=== EXERCISE PROMPT ===
Work out the count of lines in the entries below that include "Ridge", and write only that count.

=== PROVIDED DATA ===

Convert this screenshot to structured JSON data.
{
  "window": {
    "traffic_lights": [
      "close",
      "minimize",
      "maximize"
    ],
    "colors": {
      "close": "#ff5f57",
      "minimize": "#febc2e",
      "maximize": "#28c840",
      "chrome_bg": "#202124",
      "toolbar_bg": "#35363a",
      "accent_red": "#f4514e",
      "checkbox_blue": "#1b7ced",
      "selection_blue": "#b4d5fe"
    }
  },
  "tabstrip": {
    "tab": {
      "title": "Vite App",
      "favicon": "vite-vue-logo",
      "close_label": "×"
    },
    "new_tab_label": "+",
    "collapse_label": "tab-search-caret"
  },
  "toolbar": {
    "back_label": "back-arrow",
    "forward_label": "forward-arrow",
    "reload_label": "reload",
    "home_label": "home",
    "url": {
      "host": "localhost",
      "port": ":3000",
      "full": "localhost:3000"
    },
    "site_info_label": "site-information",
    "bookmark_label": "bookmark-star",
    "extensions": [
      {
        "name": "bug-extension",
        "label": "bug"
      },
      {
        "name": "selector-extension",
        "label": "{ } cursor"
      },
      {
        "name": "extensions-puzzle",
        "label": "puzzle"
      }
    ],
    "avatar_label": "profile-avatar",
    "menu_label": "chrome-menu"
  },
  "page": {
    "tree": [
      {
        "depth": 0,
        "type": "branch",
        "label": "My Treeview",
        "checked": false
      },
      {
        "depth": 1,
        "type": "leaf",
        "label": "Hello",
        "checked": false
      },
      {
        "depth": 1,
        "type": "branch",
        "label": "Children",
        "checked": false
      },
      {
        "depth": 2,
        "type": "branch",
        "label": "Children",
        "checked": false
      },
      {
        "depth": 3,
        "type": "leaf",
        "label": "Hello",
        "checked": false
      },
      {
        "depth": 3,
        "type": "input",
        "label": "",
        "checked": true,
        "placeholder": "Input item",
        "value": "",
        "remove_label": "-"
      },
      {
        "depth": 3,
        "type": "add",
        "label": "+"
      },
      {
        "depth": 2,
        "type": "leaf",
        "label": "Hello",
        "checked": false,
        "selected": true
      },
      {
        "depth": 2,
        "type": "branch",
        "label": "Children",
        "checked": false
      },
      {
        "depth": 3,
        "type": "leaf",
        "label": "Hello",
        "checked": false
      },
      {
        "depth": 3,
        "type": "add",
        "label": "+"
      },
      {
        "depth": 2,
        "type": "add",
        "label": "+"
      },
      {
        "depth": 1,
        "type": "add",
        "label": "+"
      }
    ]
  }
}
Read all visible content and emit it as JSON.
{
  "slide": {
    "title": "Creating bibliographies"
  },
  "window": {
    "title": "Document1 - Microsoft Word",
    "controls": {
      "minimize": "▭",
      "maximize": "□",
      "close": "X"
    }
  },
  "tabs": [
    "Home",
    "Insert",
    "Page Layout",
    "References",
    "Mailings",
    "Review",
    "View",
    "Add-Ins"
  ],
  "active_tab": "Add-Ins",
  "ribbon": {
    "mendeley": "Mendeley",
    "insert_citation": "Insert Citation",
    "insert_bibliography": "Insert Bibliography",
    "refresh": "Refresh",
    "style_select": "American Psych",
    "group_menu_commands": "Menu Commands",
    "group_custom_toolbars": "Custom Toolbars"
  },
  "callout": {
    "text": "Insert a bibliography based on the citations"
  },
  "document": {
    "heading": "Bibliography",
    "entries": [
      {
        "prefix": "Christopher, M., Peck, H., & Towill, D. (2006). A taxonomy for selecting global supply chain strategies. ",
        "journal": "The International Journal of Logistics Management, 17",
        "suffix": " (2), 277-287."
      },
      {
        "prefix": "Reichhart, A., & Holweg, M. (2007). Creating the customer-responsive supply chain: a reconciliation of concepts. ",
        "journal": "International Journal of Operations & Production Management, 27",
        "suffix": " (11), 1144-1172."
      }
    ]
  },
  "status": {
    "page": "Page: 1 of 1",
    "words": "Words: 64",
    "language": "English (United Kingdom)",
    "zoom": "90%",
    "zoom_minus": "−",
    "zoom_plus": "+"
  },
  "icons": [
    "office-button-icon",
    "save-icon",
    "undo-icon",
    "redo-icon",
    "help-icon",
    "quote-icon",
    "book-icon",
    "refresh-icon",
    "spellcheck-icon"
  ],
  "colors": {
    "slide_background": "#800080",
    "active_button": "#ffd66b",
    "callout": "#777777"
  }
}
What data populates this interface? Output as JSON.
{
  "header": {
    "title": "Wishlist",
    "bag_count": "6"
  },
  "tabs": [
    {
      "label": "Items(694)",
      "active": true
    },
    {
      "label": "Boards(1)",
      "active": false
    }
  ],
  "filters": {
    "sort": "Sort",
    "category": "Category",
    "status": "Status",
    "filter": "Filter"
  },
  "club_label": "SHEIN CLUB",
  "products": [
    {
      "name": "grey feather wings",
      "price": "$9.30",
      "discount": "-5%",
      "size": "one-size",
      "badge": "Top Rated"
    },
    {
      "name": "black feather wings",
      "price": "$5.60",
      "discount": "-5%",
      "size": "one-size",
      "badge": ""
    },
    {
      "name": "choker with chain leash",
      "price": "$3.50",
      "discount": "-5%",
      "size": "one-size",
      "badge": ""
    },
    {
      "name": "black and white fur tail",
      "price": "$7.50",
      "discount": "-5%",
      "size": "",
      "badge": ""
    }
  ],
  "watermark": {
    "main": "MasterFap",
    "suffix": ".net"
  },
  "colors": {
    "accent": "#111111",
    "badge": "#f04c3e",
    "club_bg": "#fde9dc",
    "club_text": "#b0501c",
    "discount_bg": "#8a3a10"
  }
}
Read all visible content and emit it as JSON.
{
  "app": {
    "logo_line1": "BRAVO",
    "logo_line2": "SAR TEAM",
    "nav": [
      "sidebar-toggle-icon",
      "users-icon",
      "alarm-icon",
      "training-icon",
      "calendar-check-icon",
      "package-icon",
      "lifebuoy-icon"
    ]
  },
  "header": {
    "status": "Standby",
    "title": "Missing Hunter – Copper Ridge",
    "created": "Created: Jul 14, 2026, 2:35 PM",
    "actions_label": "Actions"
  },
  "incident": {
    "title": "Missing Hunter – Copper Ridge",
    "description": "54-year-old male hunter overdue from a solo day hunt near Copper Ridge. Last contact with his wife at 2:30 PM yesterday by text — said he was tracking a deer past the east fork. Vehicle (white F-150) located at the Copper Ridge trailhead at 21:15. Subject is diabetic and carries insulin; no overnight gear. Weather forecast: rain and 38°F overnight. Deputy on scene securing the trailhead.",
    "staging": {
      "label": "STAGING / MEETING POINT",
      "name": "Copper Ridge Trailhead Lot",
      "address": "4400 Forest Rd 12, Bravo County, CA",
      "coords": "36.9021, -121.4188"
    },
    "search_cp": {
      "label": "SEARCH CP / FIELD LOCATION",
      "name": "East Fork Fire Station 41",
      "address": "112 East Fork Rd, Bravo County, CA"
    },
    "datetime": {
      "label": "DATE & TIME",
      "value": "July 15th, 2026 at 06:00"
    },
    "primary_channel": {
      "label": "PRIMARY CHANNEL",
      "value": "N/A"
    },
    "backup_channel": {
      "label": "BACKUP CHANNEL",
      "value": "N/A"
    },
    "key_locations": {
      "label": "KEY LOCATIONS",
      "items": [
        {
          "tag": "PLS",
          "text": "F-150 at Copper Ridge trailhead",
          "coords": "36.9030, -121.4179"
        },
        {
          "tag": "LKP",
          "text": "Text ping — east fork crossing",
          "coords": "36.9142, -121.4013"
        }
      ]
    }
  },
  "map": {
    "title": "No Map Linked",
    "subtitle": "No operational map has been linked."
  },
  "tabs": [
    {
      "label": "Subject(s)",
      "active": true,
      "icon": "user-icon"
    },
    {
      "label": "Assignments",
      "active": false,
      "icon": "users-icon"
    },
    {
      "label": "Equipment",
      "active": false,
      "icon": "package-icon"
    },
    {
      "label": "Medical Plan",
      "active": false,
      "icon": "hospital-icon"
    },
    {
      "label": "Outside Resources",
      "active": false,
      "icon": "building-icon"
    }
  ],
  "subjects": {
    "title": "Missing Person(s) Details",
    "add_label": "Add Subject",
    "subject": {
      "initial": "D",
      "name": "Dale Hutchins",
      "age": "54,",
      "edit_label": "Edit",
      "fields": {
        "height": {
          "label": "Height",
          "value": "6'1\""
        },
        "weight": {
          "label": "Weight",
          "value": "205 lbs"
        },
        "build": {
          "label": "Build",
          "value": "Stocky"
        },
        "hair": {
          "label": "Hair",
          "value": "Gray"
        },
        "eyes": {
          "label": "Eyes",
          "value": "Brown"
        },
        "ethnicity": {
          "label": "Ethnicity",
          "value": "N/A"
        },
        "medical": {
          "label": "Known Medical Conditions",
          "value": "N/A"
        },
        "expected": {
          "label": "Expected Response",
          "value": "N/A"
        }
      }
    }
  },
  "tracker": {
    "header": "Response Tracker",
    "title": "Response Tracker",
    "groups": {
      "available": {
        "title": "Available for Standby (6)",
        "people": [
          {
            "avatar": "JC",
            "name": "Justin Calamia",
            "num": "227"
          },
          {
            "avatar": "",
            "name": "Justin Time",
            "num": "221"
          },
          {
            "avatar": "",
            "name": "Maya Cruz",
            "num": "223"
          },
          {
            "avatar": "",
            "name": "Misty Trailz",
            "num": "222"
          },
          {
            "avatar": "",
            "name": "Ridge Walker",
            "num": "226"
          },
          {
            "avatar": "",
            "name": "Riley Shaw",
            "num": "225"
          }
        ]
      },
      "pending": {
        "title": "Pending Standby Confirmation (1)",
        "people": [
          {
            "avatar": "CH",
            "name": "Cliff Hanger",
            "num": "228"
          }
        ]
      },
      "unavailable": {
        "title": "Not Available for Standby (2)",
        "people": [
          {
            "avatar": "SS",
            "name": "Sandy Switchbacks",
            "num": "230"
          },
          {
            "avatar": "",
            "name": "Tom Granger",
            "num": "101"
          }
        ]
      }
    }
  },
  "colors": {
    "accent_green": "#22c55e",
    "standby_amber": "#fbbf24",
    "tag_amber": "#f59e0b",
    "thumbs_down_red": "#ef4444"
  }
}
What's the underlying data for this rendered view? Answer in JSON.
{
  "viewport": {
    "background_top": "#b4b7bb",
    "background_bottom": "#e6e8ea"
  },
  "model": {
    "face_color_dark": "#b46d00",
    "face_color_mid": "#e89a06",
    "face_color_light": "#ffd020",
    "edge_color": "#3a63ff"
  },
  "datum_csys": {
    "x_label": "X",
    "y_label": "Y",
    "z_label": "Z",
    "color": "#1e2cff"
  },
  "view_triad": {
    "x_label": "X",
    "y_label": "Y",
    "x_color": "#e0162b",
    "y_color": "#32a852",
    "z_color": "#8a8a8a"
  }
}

=== REPLY ===
6